Nothing in the records below may change; print them all exactly.

Information provided —

━━━

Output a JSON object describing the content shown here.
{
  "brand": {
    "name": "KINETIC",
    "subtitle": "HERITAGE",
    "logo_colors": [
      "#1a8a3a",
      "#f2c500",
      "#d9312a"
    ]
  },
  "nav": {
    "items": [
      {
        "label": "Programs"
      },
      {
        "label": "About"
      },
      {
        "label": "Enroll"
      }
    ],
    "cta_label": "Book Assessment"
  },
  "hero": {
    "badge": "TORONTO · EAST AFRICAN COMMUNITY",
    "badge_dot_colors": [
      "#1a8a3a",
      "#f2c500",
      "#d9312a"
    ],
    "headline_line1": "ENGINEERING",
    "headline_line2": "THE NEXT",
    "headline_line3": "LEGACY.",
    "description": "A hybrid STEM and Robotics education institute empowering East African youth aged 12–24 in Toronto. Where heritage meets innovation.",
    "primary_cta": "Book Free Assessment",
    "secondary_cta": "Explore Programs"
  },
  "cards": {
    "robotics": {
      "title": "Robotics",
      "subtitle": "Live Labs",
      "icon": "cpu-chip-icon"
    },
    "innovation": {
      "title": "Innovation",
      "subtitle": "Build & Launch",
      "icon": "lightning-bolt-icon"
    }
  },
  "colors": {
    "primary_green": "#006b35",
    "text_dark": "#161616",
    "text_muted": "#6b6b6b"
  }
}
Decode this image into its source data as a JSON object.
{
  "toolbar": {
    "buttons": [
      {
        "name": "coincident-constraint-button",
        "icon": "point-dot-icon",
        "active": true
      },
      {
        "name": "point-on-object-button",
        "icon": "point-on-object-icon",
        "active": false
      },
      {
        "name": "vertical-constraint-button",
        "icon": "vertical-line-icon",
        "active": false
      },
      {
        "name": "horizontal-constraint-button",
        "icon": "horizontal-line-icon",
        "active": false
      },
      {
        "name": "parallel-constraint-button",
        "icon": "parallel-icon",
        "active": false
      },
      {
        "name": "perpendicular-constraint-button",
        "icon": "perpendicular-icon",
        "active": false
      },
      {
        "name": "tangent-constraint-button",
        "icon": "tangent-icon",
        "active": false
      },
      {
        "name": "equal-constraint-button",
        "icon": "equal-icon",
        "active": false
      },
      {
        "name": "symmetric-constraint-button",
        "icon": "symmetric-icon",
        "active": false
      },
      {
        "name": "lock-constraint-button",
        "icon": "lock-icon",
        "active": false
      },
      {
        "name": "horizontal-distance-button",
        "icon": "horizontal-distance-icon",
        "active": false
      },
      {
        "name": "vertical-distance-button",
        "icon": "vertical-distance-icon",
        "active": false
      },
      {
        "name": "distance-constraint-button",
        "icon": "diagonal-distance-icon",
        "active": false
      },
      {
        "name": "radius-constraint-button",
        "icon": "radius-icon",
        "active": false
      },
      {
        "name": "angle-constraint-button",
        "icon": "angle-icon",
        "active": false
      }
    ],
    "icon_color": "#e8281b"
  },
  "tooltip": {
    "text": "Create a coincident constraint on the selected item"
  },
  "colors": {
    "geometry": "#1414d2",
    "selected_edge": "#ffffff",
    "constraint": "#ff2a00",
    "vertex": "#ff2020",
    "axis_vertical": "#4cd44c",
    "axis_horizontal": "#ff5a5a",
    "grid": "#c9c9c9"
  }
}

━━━

Your solution —
Output a JSON object describing the content shown here.
{
  "brand": {
    "name": "KINETIC",
    "subtitle": "HERITAGE",
    "logo_colors": [
      "#1a8a3a",
      "#f2c500",
      "#d9312a"
    ]
  },
  "nav": {
    "items": [
      {
        "label": "Programs"
      },
      {
        "label": "About"
      },
      {
        "label": "Enroll"
      }
    ],
    "cta_label": "Book Assessment"
  },
  "hero": {
    "badge": "TORONTO · EAST AFRICAN COMMUNITY",
    "badge_dot_colors": [
      "#1a8a3a",
      "#f2c500",
      "#d9312a"
    ],
    "headline_line1": "ENGINEERING",
    "headline_line2": "THE NEXT",
    "headline_line3": "LEGACY.",
    "description": "A hybrid STEM and Robotics education institute empowering East African youth aged 12–24 in Toronto. Where heritage meets innovation.",
    "primary_cta": "Book Free Assessment",
    "secondary_cta": "Explore Programs"
  },
  "cards": {
    "robotics": {
      "title": "Robotics",
      "subtitle": "Live Labs",
      "icon": "cpu-chip-icon"
    },
    "innovation": {
      "title": "Innovation",
      "subtitle": "Build & Launch",
      "icon": "lightning-bolt-icon"
    }
  },
  "colors": {
    "primary_green": "#006b35",
    "text_dark": "#161616",
    "text_muted": "#6b6b6b"
  }
}
Decode this image into its source data as a JSON object.
{
  "toolbar": {
    "buttons": [
      {
        "name": "coincident-constraint-button",
        "icon": "point-dot-icon",
        "active": true
      },
      {
        "name": "point-on-object-button",
        "icon": "point-on-object-icon",
        "active": false
      },
      {
        "name": "vertical-constraint-button",
        "icon": "vertical-line-icon",
        "active": false
      },
      {
        "name": "horizontal-constraint-button",
        "icon": "horizontal-line-icon",
        "active": false
      },
      {
        "name": "parallel-constraint-button",
        "icon": "parallel-icon",
        "active": false
      },
      {
        "name": "perpendicular-constraint-button",
        "icon": "perpendicular-icon",
        "active": false
      },
      {
        "name": "tangent-constraint-button",
        "icon": "tangent-icon",
        "active": false
      },
      {
        "name": "equal-constraint-button",
        "icon": "equal-icon",
        "active": false
      },
      {
        "name": "symmetric-constraint-button",
        "icon": "symmetric-icon",
        "active": false
      },
      {
        "name": "lock-constraint-button",
        "icon": "lock-icon",
        "active": false
      },
      {
        "name": "horizontal-distance-button",
        "icon": "horizontal-distance-icon",
        "active": false
      },
      {
        "name": "vertical-distance-button",
        "icon": "vertical-distance-icon",
        "active": false
      },
      {
        "name": "distance-constraint-button",
        "icon": "diagonal-distance-icon",
        "active": false
      },
      {
        "name": "radius-constraint-button",
        "icon": "radius-icon",
        "active": false
      },
      {
        "name": "angle-constraint-button",
        "icon": "angle-icon",
        "active": false
      }
    ],
    "icon_color": "#e8281b"
  },
  "tooltip": {
    "text": "Create a coincident constraint on the selected item"
  },
  "colors": {
    "geometry": "#1414d2",
    "selected_edge": "#ffffff",
    "constraint": "#ff2a00",
    "vertex": "#ff2020",
    "axis_vertical": "#4cd44c",
    "axis_horizontal": "#ff5a5a",
    "grid": "#c9c9c9"
  }
}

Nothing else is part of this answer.